Directions:
Copy all lines holding the word "icon" from the entries.

-=-=-

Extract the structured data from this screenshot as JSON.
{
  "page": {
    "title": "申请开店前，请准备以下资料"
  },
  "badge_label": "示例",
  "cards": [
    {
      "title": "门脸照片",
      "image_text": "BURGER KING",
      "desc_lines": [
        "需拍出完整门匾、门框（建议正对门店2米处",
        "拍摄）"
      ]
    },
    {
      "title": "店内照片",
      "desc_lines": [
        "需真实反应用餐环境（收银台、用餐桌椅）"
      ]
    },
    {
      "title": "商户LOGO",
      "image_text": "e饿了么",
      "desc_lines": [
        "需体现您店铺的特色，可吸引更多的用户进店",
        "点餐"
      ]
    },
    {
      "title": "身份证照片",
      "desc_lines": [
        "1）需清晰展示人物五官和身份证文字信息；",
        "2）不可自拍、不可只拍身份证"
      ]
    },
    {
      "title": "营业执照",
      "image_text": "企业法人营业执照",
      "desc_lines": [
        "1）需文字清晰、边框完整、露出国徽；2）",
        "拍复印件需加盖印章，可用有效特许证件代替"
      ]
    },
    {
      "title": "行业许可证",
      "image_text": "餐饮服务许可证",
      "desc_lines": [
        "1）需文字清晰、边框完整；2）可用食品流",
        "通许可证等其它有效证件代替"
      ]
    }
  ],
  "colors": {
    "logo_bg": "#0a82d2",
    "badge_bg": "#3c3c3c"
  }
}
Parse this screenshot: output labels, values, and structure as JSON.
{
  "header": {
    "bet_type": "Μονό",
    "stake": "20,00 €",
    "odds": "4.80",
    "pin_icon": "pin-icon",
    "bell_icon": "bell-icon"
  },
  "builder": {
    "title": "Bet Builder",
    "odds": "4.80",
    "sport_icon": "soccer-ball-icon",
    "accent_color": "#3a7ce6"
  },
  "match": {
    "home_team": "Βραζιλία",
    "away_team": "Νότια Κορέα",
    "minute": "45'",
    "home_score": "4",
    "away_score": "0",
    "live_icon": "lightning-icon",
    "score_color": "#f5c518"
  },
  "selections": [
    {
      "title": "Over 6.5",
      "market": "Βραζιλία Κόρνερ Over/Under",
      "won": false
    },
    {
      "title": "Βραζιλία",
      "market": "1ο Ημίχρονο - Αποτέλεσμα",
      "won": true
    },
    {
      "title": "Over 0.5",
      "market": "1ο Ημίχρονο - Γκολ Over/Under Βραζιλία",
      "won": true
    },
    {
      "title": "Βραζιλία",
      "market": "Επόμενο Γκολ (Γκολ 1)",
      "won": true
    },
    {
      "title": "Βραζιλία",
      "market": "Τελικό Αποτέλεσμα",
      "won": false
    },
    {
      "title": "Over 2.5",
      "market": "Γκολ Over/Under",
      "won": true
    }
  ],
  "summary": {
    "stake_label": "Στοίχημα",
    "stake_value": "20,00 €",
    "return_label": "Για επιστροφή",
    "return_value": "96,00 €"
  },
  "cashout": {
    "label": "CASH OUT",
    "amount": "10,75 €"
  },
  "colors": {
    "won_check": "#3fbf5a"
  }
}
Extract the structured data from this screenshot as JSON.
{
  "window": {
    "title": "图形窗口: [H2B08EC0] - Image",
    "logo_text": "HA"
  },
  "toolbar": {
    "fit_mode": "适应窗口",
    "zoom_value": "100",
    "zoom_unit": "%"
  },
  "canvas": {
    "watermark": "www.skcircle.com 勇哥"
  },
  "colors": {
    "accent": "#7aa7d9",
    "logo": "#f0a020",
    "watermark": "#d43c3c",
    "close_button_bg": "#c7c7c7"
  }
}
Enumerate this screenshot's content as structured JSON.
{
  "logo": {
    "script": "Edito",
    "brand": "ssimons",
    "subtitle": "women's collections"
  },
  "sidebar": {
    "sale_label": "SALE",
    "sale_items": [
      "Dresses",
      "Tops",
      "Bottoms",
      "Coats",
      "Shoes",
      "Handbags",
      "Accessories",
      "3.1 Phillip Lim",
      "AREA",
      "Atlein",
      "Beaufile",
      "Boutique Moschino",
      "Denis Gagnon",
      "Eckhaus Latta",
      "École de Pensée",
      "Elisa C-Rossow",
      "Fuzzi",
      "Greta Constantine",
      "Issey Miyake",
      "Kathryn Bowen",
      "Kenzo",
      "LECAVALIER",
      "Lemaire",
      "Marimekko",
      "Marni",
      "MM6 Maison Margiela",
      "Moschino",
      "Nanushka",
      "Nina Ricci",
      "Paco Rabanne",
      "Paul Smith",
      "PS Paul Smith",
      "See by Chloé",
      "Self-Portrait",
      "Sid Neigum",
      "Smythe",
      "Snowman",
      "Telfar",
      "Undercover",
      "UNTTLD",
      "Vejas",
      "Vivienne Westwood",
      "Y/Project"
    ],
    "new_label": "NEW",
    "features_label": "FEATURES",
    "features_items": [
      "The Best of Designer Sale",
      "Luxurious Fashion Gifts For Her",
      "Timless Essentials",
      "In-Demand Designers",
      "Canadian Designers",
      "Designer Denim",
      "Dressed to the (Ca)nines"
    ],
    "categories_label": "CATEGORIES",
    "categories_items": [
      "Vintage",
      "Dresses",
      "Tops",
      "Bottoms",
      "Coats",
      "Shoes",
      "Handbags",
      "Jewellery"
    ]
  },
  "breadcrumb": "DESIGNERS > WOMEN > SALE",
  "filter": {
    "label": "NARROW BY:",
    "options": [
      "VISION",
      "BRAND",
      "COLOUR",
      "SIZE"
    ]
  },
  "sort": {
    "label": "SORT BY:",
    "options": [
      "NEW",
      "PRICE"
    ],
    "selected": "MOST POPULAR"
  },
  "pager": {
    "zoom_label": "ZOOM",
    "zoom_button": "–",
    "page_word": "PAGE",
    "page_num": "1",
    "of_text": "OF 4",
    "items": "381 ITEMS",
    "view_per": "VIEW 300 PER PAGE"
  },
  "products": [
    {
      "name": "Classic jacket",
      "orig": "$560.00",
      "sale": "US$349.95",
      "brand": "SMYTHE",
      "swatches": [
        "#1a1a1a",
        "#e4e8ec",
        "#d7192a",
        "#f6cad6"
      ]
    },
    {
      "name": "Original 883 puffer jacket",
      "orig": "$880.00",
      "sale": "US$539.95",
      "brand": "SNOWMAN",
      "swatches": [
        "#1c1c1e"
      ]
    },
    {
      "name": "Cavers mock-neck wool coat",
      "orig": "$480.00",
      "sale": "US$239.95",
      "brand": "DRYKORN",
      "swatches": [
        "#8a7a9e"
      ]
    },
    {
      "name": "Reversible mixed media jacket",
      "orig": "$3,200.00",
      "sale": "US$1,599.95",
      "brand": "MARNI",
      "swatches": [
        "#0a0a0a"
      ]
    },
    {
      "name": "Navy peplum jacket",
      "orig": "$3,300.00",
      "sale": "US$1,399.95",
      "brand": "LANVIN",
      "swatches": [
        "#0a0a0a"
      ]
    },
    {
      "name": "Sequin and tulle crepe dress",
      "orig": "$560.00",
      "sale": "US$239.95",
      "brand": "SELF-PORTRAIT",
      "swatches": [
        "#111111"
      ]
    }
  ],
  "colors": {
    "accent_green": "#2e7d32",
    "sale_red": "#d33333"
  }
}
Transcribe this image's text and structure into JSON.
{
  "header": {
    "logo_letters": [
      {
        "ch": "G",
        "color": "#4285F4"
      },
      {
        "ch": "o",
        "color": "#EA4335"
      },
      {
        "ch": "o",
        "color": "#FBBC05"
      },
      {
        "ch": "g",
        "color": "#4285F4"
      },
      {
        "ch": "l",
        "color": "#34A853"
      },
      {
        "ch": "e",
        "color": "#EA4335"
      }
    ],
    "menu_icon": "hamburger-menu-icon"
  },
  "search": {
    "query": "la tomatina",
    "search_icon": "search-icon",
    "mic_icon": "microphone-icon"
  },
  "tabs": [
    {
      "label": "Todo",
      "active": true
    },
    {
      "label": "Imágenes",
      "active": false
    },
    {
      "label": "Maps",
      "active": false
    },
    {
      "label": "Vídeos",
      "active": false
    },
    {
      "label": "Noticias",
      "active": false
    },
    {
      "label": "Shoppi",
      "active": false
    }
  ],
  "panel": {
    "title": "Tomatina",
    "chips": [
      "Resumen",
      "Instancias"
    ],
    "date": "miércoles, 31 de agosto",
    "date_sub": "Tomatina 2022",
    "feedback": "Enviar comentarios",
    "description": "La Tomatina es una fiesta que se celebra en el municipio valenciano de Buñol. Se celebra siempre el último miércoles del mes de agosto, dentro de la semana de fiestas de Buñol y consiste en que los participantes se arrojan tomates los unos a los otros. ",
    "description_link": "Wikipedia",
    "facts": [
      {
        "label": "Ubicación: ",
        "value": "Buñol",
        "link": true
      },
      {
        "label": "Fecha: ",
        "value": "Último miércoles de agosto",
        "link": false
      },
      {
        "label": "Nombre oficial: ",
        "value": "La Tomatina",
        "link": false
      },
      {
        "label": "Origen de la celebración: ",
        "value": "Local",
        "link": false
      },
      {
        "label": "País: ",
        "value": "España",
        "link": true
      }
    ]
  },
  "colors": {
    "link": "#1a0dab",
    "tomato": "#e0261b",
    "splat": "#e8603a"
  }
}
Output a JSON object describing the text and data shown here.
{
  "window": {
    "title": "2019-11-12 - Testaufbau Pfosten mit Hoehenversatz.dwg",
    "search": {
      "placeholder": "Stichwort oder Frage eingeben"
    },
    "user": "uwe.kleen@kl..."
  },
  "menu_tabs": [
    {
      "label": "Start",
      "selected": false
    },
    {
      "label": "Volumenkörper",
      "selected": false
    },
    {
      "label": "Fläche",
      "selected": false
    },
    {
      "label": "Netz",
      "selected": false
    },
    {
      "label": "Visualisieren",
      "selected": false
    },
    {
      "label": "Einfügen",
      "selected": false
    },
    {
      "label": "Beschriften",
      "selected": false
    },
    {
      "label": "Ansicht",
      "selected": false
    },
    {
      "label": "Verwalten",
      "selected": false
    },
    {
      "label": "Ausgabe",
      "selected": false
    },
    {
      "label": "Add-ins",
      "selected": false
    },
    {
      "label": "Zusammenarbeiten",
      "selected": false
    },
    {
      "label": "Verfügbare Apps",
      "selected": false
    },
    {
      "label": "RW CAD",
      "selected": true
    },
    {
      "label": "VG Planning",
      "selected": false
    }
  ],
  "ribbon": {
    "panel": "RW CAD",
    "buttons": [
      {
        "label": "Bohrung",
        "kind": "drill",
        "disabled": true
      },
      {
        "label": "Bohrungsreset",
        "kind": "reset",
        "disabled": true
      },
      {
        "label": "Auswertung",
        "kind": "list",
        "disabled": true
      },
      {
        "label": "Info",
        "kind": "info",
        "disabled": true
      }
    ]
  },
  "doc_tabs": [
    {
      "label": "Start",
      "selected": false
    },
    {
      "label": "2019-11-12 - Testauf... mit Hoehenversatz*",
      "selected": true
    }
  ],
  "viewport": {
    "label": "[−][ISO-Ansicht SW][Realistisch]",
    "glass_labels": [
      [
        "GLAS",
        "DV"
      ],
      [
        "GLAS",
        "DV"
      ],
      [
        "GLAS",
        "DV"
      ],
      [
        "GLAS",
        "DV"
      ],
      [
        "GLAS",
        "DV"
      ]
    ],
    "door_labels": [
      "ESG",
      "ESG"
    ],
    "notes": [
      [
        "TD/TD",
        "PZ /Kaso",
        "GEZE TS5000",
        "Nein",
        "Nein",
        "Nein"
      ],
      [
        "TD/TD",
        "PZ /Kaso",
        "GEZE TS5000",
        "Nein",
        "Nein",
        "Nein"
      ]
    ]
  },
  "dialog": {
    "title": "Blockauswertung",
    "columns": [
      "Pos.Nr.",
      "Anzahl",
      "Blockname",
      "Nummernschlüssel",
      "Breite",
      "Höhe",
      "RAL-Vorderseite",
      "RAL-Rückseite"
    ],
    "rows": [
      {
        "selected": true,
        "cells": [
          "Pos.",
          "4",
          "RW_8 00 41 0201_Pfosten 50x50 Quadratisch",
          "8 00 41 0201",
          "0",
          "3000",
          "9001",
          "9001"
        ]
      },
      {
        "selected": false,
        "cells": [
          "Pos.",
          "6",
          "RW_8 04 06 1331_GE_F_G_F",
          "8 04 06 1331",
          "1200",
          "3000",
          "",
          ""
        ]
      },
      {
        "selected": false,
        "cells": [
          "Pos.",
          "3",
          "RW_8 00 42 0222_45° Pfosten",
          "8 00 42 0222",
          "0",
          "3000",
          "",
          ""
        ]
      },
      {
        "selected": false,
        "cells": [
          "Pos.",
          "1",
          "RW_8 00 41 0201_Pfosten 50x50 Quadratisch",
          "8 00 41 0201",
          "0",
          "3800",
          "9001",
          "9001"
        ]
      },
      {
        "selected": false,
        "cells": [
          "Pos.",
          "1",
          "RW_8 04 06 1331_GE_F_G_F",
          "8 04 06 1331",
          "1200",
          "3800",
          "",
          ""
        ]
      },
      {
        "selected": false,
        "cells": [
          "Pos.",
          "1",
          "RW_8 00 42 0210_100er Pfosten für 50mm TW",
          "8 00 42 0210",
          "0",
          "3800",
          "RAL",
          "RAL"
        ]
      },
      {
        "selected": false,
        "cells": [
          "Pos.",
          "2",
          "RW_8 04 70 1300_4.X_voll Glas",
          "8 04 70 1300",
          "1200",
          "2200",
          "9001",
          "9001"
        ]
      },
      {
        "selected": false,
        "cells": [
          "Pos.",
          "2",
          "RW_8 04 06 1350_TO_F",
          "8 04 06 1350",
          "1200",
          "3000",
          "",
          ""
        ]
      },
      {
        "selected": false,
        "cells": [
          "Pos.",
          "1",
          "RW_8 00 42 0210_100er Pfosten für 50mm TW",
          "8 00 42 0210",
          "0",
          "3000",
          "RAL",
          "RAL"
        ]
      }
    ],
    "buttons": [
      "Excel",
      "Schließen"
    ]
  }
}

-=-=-

Exercise solution:
    "pin_icon": "pin-icon",
    "bell_icon": "bell-icon"
    "sport_icon": "soccer-ball-icon",
    "live_icon": "lightning-icon",
    "menu_icon": "hamburger-menu-icon"
    "search_icon": "search-icon",
    "mic_icon": "microphone-icon"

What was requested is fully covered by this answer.